* Work instructions:
Nothing but the records, copied exactly and stripped of pictures, should be in the answer.

* Listed records:
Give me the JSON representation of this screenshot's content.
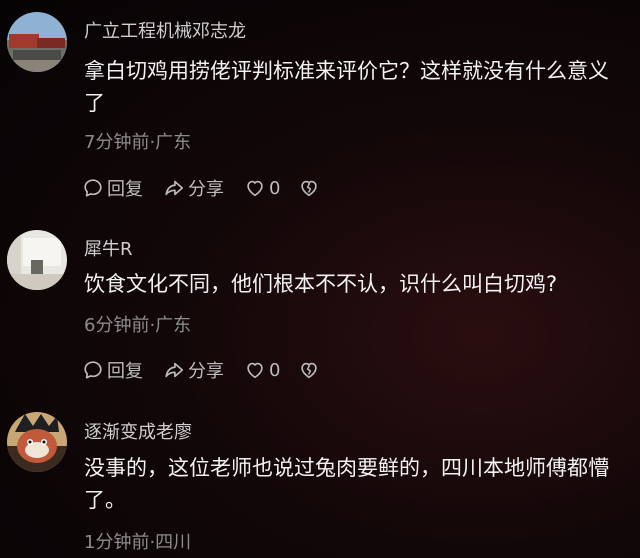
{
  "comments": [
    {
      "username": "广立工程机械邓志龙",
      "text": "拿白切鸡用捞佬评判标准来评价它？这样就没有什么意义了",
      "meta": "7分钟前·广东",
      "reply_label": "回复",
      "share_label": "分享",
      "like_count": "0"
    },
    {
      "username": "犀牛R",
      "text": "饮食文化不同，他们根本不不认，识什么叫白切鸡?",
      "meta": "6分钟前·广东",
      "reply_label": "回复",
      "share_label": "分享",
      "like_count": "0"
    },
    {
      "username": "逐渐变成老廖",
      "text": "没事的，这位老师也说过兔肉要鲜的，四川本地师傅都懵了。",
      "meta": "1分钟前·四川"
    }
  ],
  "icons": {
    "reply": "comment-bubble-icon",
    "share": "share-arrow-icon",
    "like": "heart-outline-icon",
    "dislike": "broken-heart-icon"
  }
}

* Output for this exercise:
Give me the JSON representation of this screenshot's content.
{
  "comments": [
    {
      "username": "广立工程机械邓志龙",
      "text": "拿白切鸡用捞佬评判标准来评价它？这样就没有什么意义了",
      "meta": "7分钟前·广东",
      "reply_label": "回复",
      "share_label": "分享",
      "like_count": "0"
    },
    {
      "username": "犀牛R",
      "text": "饮食文化不同，他们根本不不认，识什么叫白切鸡?",
      "meta": "6分钟前·广东",
      "reply_label": "回复",
      "share_label": "分享",
      "like_count": "0"
    },
    {
      "username": "逐渐变成老廖",
      "text": "没事的，这位老师也说过兔肉要鲜的，四川本地师傅都懵了。",
      "meta": "1分钟前·四川"
    }
  ],
  "icons": {
    "reply": "comment-bubble-icon",
    "share": "share-arrow-icon",
    "like": "heart-outline-icon",
    "dislike": "broken-heart-icon"
  }
}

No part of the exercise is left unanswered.